TASK DESCRIPTION >> Your answer should consist of each line below that contains the string "image".

Excerpts from an interface dataset >>
===
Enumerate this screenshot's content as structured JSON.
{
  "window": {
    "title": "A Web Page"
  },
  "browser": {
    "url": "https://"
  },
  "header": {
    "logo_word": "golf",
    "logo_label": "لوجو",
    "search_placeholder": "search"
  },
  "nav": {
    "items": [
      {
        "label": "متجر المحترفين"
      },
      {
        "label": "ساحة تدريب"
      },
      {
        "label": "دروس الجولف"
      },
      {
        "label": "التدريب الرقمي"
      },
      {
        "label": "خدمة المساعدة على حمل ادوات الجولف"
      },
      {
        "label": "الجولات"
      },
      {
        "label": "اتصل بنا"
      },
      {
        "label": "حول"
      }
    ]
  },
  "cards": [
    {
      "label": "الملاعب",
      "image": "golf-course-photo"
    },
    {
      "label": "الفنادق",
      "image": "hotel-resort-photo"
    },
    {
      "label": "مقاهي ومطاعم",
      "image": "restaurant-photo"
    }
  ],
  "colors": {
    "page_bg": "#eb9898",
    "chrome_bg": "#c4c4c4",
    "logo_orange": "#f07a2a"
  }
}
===
ANSWER FOR THE TASK >>
      "image": "golf-course-photo"
      "image": "hotel-resort-photo"
      "image": "restaurant-photo"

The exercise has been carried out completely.